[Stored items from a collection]
------------------------------

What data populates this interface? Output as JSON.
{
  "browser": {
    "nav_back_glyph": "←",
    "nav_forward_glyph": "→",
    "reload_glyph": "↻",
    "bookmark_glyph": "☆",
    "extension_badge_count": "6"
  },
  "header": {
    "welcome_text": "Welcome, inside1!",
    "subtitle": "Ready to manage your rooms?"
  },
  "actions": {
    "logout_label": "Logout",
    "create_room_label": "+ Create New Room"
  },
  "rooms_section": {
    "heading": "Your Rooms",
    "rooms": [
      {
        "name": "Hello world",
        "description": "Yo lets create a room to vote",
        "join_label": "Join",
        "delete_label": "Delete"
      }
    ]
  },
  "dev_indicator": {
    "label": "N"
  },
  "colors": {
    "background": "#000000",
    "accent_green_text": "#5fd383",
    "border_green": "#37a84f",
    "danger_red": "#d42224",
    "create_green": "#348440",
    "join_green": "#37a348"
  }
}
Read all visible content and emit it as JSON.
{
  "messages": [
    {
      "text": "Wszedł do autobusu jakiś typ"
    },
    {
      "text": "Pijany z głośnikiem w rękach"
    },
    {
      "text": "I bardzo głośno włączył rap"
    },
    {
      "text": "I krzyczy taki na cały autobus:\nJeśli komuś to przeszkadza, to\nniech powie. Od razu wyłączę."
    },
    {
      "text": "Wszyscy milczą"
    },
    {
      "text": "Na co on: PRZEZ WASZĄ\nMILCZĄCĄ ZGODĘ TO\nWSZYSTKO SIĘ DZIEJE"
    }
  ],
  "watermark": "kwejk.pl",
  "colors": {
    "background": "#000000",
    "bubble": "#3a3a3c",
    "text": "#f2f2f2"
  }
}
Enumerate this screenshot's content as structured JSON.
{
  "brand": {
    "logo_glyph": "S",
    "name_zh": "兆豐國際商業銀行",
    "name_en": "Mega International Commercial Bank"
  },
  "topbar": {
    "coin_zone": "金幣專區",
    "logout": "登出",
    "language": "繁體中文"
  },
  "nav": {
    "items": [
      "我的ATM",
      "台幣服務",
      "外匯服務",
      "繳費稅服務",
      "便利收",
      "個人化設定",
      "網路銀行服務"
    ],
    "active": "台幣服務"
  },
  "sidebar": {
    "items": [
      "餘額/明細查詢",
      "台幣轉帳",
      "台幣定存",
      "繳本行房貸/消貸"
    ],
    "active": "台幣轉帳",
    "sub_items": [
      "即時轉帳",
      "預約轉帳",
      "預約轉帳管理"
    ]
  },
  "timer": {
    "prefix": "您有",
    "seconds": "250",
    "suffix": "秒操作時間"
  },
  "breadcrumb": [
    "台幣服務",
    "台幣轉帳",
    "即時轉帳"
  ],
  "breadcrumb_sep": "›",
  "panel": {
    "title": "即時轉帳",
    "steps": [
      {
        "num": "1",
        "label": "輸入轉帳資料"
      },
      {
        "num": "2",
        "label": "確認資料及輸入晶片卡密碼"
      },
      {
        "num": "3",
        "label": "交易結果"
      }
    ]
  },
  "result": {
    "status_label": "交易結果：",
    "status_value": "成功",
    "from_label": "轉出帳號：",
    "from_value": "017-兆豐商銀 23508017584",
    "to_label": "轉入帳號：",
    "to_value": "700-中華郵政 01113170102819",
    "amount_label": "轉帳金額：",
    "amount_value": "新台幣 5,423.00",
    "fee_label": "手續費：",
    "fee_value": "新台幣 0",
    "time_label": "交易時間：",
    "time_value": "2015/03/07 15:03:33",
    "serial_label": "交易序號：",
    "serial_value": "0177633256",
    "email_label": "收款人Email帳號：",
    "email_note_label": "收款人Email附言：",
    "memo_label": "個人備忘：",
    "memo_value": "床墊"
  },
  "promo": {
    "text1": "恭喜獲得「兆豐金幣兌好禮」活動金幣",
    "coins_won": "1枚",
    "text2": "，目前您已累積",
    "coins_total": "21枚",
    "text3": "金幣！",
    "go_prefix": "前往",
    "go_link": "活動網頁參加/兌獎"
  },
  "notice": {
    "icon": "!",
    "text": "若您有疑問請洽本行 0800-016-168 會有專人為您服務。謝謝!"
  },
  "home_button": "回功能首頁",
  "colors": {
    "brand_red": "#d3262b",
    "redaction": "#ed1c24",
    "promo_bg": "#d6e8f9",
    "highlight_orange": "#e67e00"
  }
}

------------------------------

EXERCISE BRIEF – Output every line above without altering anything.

TASK OUTPUT –
What data populates this interface? Output as JSON.
{
  "browser": {
    "nav_back_glyph": "←",
    "nav_forward_glyph": "→",
    "reload_glyph": "↻",
    "bookmark_glyph": "☆",
    "extension_badge_count": "6"
  },
  "header": {
    "welcome_text": "Welcome, inside1!",
    "subtitle": "Ready to manage your rooms?"
  },
  "actions": {
    "logout_label": "Logout",
    "create_room_label": "+ Create New Room"
  },
  "rooms_section": {
    "heading": "Your Rooms",
    "rooms": [
      {
        "name": "Hello world",
        "description": "Yo lets create a room to vote",
        "join_label": "Join",
        "delete_label": "Delete"
      }
    ]
  },
  "dev_indicator": {
    "label": "N"
  },
  "colors": {
    "background": "#000000",
    "accent_green_text": "#5fd383",
    "border_green": "#37a84f",
    "danger_red": "#d42224",
    "create_green": "#348440",
    "join_green": "#37a348"
  }
}
Read all visible content and emit it as JSON.
{
  "messages": [
    {
      "text": "Wszedł do autobusu jakiś typ"
    },
    {
      "text": "Pijany z głośnikiem w rękach"
    },
    {
      "text": "I bardzo głośno włączył rap"
    },
    {
      "text": "I krzyczy taki na cały autobus:\nJeśli komuś to przeszkadza, to\nniech powie. Od razu wyłączę."
    },
    {
      "text": "Wszyscy milczą"
    },
    {
      "text": "Na co on: PRZEZ WASZĄ\nMILCZĄCĄ ZGODĘ TO\nWSZYSTKO SIĘ DZIEJE"
    }
  ],
  "watermark": "kwejk.pl",
  "colors": {
    "background": "#000000",
    "bubble": "#3a3a3c",
    "text": "#f2f2f2"
  }
}
Enumerate this screenshot's content as structured JSON.
{
  "brand": {
    "logo_glyph": "S",
    "name_zh": "兆豐國際商業銀行",
    "name_en": "Mega International Commercial Bank"
  },
  "topbar": {
    "coin_zone": "金幣專區",
    "logout": "登出",
    "language": "繁體中文"
  },
  "nav": {
    "items": [
      "我的ATM",
      "台幣服務",
      "外匯服務",
      "繳費稅服務",
      "便利收",
      "個人化設定",
      "網路銀行服務"
    ],
    "active": "台幣服務"
  },
  "sidebar": {
    "items": [
      "餘額/明細查詢",
      "台幣轉帳",
      "台幣定存",
      "繳本行房貸/消貸"
    ],
    "active": "台幣轉帳",
    "sub_items": [
      "即時轉帳",
      "預約轉帳",
      "預約轉帳管理"
    ]
  },
  "timer": {
    "prefix": "您有",
    "seconds": "250",
    "suffix": "秒操作時間"
  },
  "breadcrumb": [
    "台幣服務",
    "台幣轉帳",
    "即時轉帳"
  ],
  "breadcrumb_sep": "›",
  "panel": {
    "title": "即時轉帳",
    "steps": [
      {
        "num": "1",
        "label": "輸入轉帳資料"
      },
      {
        "num": "2",
        "label": "確認資料及輸入晶片卡密碼"
      },
      {
        "num": "3",
        "label": "交易結果"
      }
    ]
  },
  "result": {
    "status_label": "交易結果：",
    "status_value": "成功",
    "from_label": "轉出帳號：",
    "from_value": "017-兆豐商銀 23508017584",
    "to_label": "轉入帳號：",
    "to_value": "700-中華郵政 01113170102819",
    "amount_label": "轉帳金額：",
    "amount_value": "新台幣 5,423.00",
    "fee_label": "手續費：",
    "fee_value": "新台幣 0",
    "time_label": "交易時間：",
    "time_value": "2015/03/07 15:03:33",
    "serial_label": "交易序號：",
    "serial_value": "0177633256",
    "email_label": "收款人Email帳號：",
    "email_note_label": "收款人Email附言：",
    "memo_label": "個人備忘：",
    "memo_value": "床墊"
  },
  "promo": {
    "text1": "恭喜獲得「兆豐金幣兌好禮」活動金幣",
    "coins_won": "1枚",
    "text2": "，目前您已累積",
    "coins_total": "21枚",
    "text3": "金幣！",
    "go_prefix": "前往",
    "go_link": "活動網頁參加/兌獎"
  },
  "notice": {
    "icon": "!",
    "text": "若您有疑問請洽本行 0800-016-168 會有專人為您服務。謝謝!"
  },
  "home_button": "回功能首頁",
  "colors": {
    "brand_red": "#d3262b",
    "redaction": "#ed1c24",
    "promo_bg": "#d6e8f9",
    "highlight_orange": "#e67e00"
  }
}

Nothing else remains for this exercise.